15. The diagonal of a polyedron is a line joining the vertices of any two of its angles, not in the same face.
16. Similar polyedrons are those whose polyedral angles are equal, each to each, and which are bounded by the same number of similar faces.
17. Parts which are like placed, in similar polyedrons, whether faces, edges, or angles, are called homologous.
18. A regular polyedron is one whose faces are equal and regular polygons, and whose polyedral angles are equal.
PROPOSITION I. THEOREM.
The convex surface of a right prism is equal to the perimeter of either base multiplied by its altitude.
Let ABCDE-K be a right prism: then will its convex surface be equal to
For, the convex surface is equal to the sum of all the rectangles AG, BH, CI, DK, EF, which compose it. Now, K the altitudes AF, BG, CH, &c., of the rectangles, are equal to the altitude of the prism, and the area of each rectangle is equal to its base multiplied by its altitude (B. IV., P. 5). Hence, the sum of these rectangles, or the convex surface of the prism, is equal to
that is, to the perimeter of the base of the prism multiplied by the altitude.
Cor. If two right prisms have the same altitude, their convex surfaces are to each other as the perimeters of their bases.
PROPOSITION II. THEOREM.
In every prism, the sections formed by parallel planes, are equal polygons.
Let the prism AH be intersected by the parallel planes NP, SV; then are the polygons NOPQR, STVXY, equal.
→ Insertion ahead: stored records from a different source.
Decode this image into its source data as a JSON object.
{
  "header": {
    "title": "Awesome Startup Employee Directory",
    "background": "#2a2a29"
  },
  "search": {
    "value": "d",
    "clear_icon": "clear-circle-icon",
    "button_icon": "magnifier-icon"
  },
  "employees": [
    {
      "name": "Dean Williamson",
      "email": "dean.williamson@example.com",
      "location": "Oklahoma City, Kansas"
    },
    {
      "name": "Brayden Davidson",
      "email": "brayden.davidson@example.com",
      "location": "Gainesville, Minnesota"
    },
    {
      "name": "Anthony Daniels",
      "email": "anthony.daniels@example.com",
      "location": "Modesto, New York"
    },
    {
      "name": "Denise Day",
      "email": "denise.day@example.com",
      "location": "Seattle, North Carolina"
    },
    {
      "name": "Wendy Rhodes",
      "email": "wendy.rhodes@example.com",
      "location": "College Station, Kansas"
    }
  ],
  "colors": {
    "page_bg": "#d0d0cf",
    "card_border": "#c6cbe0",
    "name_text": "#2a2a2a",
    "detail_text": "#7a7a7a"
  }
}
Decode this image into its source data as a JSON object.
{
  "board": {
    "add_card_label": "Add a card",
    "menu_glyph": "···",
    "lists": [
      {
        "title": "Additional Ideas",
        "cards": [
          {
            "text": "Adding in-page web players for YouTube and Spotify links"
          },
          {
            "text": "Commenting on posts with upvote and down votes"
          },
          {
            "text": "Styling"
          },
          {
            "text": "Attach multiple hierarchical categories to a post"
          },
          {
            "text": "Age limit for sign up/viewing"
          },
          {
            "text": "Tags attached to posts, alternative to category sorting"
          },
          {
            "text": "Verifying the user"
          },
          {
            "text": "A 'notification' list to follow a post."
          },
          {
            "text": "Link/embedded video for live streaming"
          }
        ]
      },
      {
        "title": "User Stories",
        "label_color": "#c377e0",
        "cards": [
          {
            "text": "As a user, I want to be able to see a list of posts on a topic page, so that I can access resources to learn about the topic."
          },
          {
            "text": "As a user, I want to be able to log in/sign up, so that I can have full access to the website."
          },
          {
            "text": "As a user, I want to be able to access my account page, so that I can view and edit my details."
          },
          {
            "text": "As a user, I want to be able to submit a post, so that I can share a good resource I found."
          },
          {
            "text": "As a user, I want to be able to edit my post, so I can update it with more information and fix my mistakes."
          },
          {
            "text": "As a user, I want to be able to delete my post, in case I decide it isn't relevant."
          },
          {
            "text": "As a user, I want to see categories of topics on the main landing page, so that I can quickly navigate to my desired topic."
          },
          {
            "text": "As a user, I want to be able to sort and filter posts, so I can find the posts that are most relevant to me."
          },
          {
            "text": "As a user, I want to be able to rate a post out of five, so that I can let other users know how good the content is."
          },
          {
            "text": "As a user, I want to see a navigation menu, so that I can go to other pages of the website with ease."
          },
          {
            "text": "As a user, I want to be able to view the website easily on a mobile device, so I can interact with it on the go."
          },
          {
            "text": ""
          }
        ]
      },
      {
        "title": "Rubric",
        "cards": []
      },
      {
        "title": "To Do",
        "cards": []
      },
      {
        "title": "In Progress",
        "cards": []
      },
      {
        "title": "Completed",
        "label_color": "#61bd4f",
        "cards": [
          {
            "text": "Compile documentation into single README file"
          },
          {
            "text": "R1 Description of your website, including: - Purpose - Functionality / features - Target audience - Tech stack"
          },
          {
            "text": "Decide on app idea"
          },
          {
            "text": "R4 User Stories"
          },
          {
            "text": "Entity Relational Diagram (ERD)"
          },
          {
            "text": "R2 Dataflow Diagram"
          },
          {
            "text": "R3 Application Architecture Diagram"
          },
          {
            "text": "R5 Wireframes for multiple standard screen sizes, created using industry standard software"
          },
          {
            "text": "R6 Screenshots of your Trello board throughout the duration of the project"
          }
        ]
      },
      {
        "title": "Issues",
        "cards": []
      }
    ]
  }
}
For, the sides ST, NO, are parallel, being the intersections of two parallel planes with a third plane ABGF; these same sides, ST, NO, are included between the parallels NS, OT, which are edges of the prism: hence, NO is equal to ST. For like the reasons, sides OP, PQ, QR, &c., of the section NOPQR, are equal to the sides TV, VX, XY, &c., of the section STVXY, each to each; and since the equal sides are at the same time parallel, it
follows that the angles NOP, OPQ, &c., of the first section, are equal to the angles STV, TVX, &c., of the second, each to each (B. VI., P. 13). Hence, the two sections NOPQR, STVXY, are equal polygons.
Cor. Every section of a prism, parallel to the bases, is equal to either base.
PROPOSITION III. THEOREM.
If a pyramid be cut by a plane parallel to its base: 1st. The edges and the altitude will be divided proportionally: 2d. The section will be a polygon similar to the base.
Let the pyramid S-ABCDE, of which SO is the altitude be cut by the plane abcde; then will
and the same for the other edges; and the polygon abcde, will be similar to the base ABCDE.